The unusual move would be highly controversial and a major departure from using the CBO, which has been the traditional scorekeeper for legislation. Thune said CBO would probably take too long to analyze Cruz’s provision, since the language was only sent to CBO last week.

Conservatives have been attempting to discredit the CBO’s scoring methods, and the White House this week released its own internal analysis of the Medicaid portions of the Senate bill.

The provision in question would allow insurers to offer plans that do not meet ObamaCare requirements. It was included in the new bill in a key move to win the support of Cruz and Sen. Mike LeeMike LeeCruz offers bill to weaken labor board's power Overnight Finance: GOP offers measure to repeal arbitration rule | Feds fine Exxon M for Russian sanctions violations | Senate panel sticks with 2017 funding levels for budget | Trump tax nominee advances | Trump unveils first reg agenda The Memo: Trump tries to bend Congress to his will MORE (R-Utah).

Moderates and many healthcare experts, however, worry that provision would spike insurance premiums for people who need more care remaining in the ObamaCare plans, when healthy people move to the cheaper, less generous options.

“This is a fairly new idea relative to what we’ve had in place so far, but I think on the surface it’s something that makes sense,” Thune said of the provision.

It’s unclear whether a score from the Department of Health and Human Services (HHS) would comply with Senate rules.

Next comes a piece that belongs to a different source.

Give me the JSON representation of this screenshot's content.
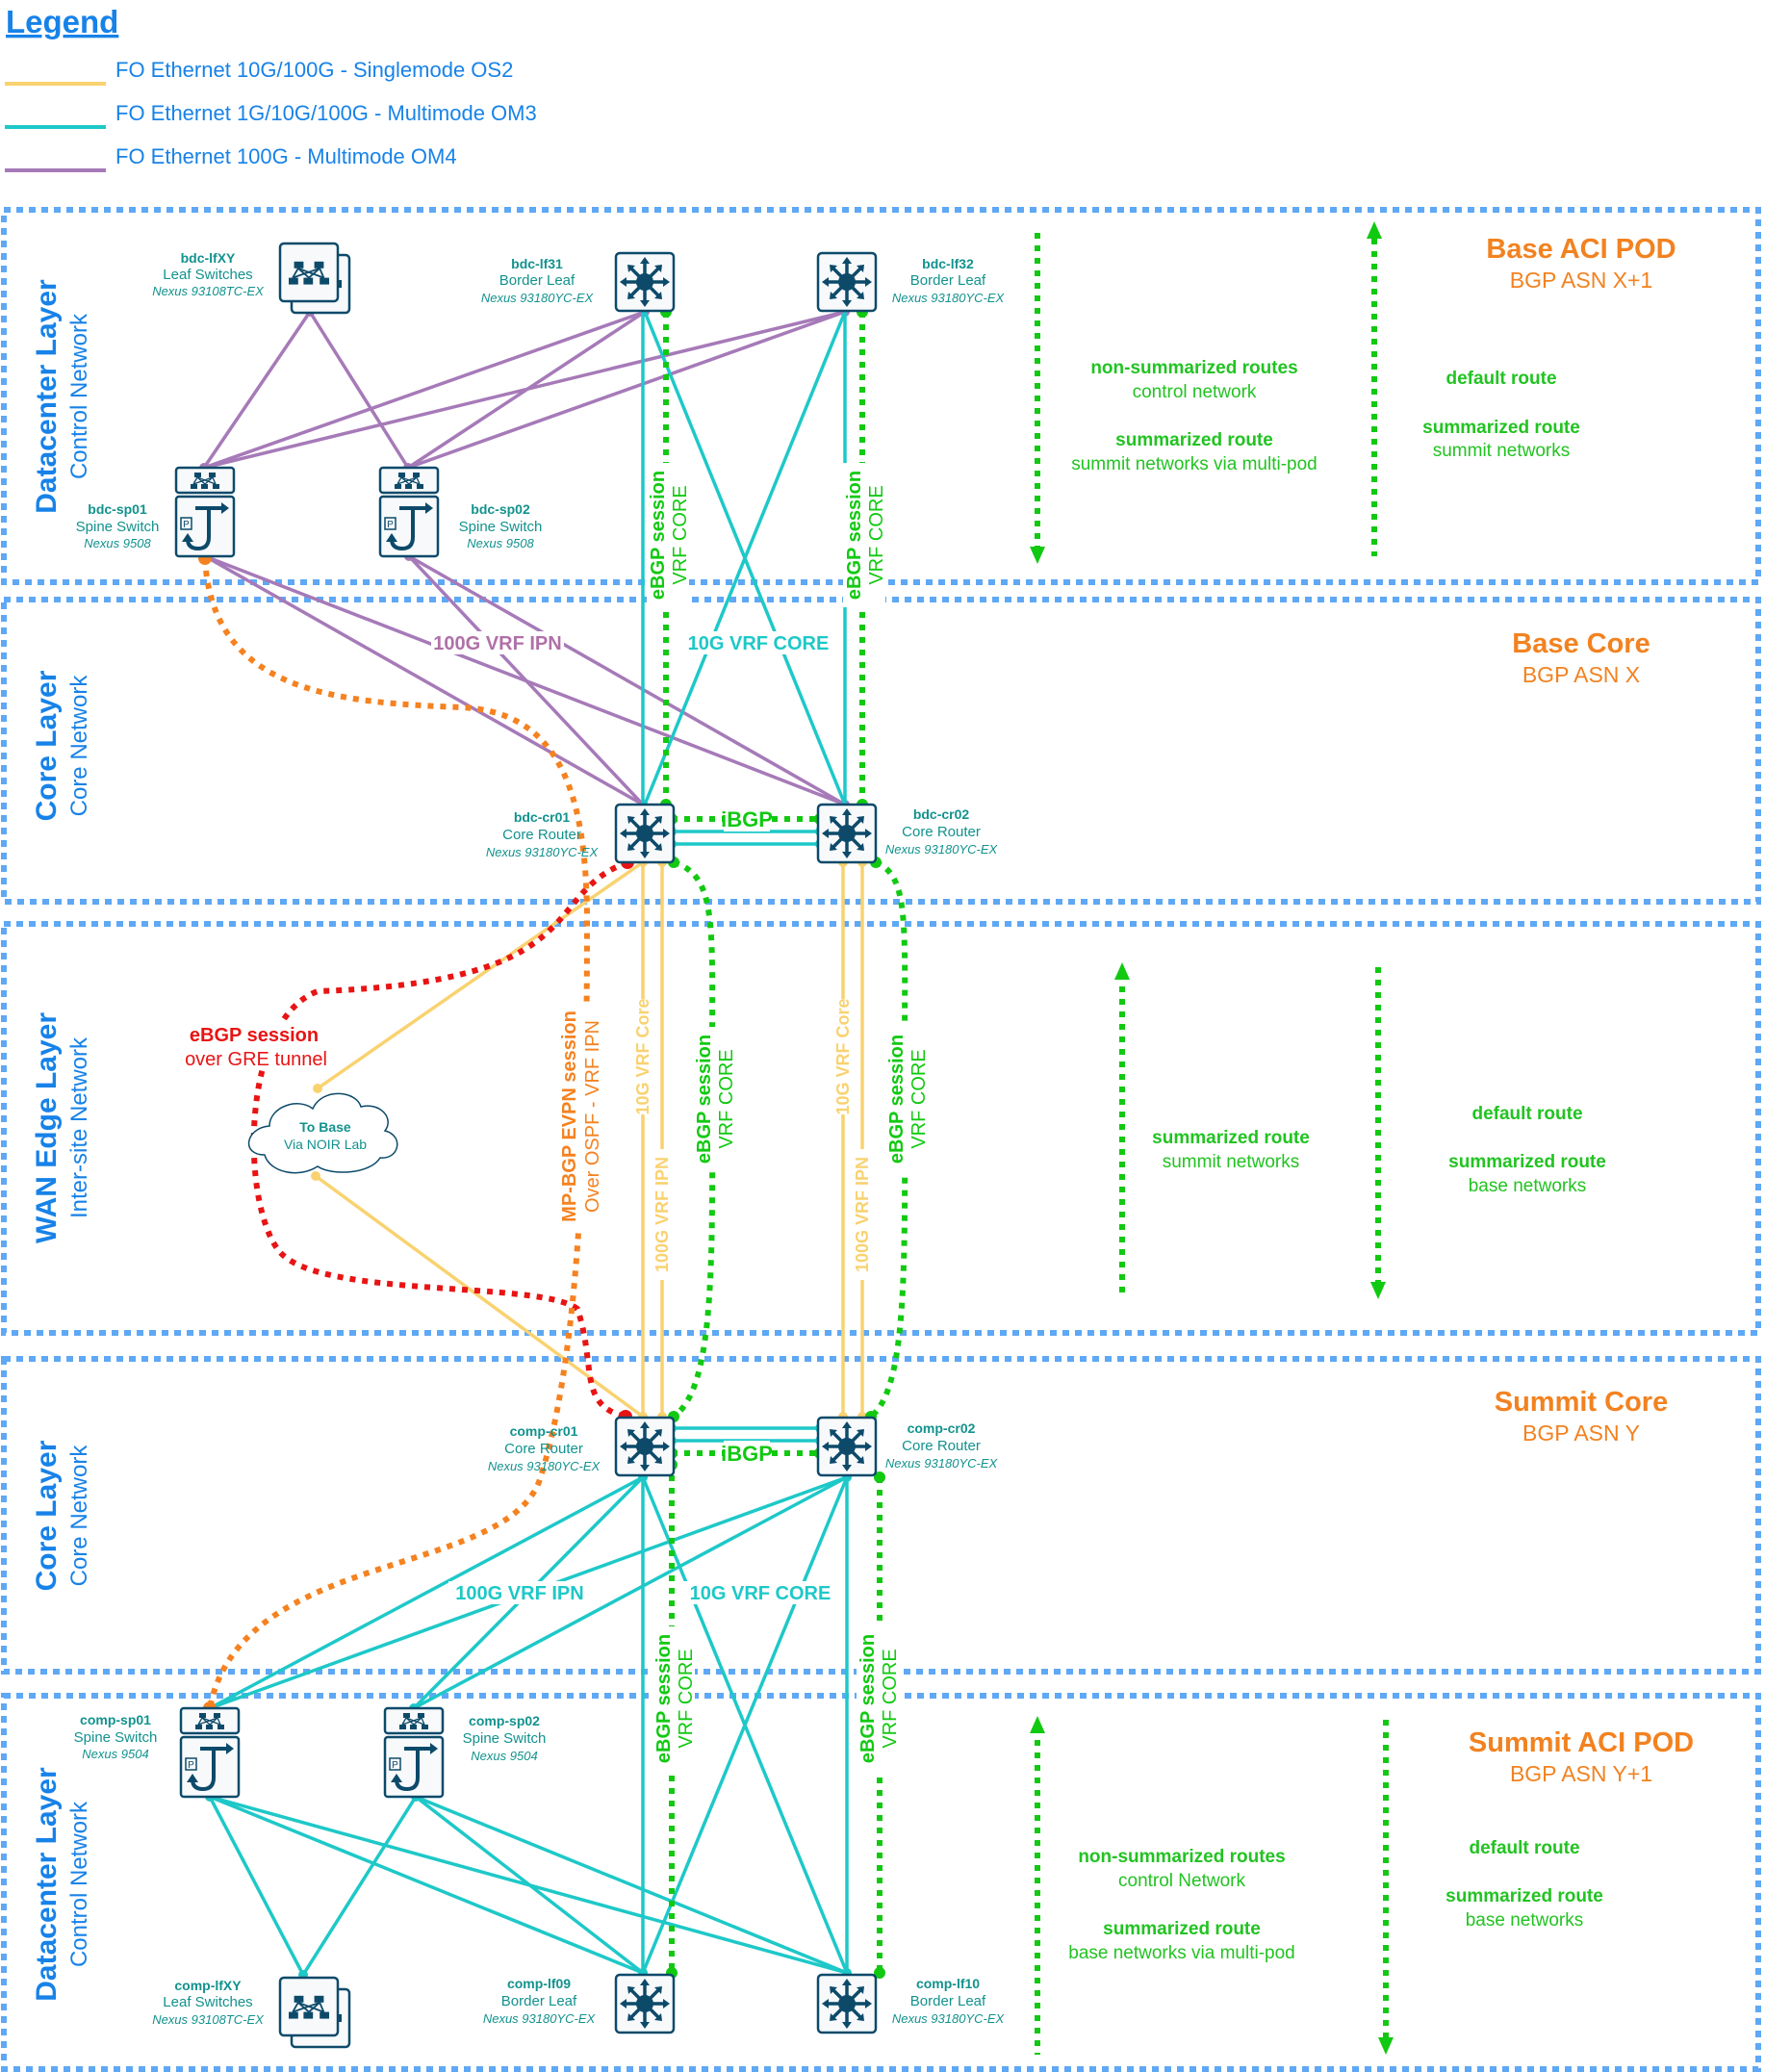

The Senate is using budget-reconciliation rules to pass the bill, which prevents Democrats from filibustering it. The bill must reduce the deficit in order to be used with that process.